Posted: May 21, 2002

Contact: Doug Anderson,, 651-201-1426

MnSCU Board of Trustees will discuss details of proposed reorganization

Minnesota State Colleges and Universities Chancellor James H. McCormick on Wednesday will present the Board of Trustees with a potential new structure for Northwest Technical College. The proposed reorganization maintains the five Northwest Technical College campuses but streamlines the administration through partnerships with other state colleges in the region and Bemidji State University.

McCormick has requested further exploration of the proposed plan and will present the plan to the Board of Trustees at its meeting Wednesday.

The two-year technical college serves about 4,800 students per semester at its campuses in Bemidji, Detroit Lakes, East Grand Forks, Moorhead and Wadena. College President Ronald Swanson earlier said he would step down at the end of his contract on June 30, 2002.

"By reorganizing the college, we will be able to strengthen technical education in the region for the benefit of students and employers," Chancellor McCormick said. "Reorganization also will allow us to be more efficient and use the savings to enhance the educational opportunities for students."

The proposal would create a new management structure for the five Northwest Technical College campuses beginning July 1, 2002:
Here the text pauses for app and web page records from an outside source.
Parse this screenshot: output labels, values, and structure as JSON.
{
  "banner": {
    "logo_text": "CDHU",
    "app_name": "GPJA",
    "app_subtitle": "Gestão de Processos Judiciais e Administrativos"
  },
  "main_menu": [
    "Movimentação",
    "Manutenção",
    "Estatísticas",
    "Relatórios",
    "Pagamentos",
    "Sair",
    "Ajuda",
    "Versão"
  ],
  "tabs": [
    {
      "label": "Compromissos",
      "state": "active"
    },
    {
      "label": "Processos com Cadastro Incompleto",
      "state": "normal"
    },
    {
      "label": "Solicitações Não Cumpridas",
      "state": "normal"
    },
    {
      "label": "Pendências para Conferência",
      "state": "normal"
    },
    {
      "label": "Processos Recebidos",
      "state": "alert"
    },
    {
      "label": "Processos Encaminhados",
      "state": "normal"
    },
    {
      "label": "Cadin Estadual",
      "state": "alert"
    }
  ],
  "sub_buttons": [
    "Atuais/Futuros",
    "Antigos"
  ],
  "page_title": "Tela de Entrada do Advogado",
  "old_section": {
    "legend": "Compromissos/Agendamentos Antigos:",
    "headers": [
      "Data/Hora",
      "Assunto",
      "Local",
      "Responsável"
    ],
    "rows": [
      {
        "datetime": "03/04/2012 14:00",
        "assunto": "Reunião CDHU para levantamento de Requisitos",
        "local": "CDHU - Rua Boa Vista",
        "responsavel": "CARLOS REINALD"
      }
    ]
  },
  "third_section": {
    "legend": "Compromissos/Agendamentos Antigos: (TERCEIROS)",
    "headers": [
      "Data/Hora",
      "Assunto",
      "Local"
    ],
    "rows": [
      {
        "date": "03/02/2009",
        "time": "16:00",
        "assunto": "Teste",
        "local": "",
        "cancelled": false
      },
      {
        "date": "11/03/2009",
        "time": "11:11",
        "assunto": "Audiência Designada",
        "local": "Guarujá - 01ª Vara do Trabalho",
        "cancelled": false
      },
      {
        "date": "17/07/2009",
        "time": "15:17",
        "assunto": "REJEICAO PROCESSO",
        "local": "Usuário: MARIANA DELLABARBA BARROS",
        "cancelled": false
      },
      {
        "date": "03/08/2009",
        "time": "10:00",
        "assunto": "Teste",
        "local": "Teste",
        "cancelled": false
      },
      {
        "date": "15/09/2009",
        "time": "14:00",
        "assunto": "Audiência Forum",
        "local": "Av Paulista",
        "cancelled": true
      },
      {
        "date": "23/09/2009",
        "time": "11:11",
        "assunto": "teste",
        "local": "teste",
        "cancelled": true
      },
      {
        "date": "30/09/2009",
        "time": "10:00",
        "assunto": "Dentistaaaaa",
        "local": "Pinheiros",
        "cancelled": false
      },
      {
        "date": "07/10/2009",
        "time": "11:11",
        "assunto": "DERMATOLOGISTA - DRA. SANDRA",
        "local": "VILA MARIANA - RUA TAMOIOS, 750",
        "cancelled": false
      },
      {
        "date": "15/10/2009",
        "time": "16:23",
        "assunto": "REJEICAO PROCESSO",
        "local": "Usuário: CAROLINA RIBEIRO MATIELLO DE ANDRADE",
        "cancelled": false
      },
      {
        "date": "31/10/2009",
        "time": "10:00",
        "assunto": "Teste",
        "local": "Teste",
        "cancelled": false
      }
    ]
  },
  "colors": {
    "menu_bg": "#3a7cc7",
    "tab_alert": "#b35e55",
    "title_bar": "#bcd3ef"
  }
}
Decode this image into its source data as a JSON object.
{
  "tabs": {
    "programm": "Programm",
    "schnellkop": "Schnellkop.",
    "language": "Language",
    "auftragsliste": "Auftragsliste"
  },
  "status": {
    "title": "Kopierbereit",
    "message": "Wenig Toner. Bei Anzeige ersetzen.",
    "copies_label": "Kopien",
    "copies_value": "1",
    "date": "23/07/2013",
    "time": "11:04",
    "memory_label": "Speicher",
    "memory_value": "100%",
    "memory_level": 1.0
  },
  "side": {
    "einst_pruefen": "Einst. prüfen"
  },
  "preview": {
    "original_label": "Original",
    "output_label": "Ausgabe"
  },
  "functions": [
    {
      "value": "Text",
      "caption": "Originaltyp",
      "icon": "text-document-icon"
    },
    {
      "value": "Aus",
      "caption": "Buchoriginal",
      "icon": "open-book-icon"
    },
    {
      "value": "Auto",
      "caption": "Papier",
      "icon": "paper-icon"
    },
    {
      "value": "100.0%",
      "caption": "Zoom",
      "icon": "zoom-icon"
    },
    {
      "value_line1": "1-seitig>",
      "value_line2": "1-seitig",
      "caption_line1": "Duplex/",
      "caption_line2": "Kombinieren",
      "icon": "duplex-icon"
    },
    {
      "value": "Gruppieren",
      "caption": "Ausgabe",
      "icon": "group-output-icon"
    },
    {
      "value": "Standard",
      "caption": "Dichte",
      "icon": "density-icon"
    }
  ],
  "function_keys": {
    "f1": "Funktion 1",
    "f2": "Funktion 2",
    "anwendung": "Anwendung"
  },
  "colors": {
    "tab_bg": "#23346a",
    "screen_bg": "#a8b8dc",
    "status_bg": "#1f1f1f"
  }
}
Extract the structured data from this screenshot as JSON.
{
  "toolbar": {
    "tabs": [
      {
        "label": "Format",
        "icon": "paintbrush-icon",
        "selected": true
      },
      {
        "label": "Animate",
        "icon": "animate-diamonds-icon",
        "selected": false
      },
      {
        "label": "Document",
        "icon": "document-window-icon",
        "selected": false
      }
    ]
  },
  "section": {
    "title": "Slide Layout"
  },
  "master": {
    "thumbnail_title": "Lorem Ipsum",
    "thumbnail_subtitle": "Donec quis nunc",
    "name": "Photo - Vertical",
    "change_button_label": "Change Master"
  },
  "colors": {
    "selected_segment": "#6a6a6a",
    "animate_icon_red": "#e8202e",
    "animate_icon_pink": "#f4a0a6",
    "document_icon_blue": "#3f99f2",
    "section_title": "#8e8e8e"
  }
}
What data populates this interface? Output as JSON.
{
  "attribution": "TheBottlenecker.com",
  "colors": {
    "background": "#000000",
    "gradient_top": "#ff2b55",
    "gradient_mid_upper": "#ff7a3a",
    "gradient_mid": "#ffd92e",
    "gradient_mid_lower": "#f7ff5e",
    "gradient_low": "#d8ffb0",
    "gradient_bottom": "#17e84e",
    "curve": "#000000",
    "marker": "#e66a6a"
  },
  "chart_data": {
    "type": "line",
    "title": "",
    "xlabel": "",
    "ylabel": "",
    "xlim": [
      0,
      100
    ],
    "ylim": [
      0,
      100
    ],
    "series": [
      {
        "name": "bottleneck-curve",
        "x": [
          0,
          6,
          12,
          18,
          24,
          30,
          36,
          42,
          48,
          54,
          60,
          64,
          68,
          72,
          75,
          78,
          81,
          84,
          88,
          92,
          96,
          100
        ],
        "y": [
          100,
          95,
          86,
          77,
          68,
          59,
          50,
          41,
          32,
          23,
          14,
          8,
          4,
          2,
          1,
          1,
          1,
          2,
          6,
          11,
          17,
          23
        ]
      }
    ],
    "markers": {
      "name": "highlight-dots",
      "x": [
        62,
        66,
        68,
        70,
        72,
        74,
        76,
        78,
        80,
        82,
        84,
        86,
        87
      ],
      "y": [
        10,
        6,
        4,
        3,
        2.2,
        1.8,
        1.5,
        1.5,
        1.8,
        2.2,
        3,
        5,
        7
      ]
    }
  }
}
  • The East Grand Forks campus would be administered by President Orley Gunderson of Northland Community and Technical College in Thief River Falls.
  • The Bemidji campus would be administered by President Jon Quistgaard of Bemidji State University.
  • The campuses at Detroit Lakes, Moorhead and Wadena would be administered by President Ken Peeders of Fergus Falls Community College. The three presidents would work together to ensure a smooth transition for students, faculty and staff, and the community.

The three presidents also would develop a plan to deliver customized training, distance education, curriculum standards, programs and services to all colleges in the northwest region.

McCormick selected the plan from numerous options that were developed by staff in the Office of the Chancellor after they held 17 listening sessions. The sessions were attended by more than 500 community members and administrators, faculty, staff and students, who offered suggestions for the future organization of the college.

The sessions were held at all five campuses and at Perham, where the college's central administration is located.

The Office of the Chancellor will conduct a public forum in mid-June on the proposal and present details of the plan to the board at its June meeting.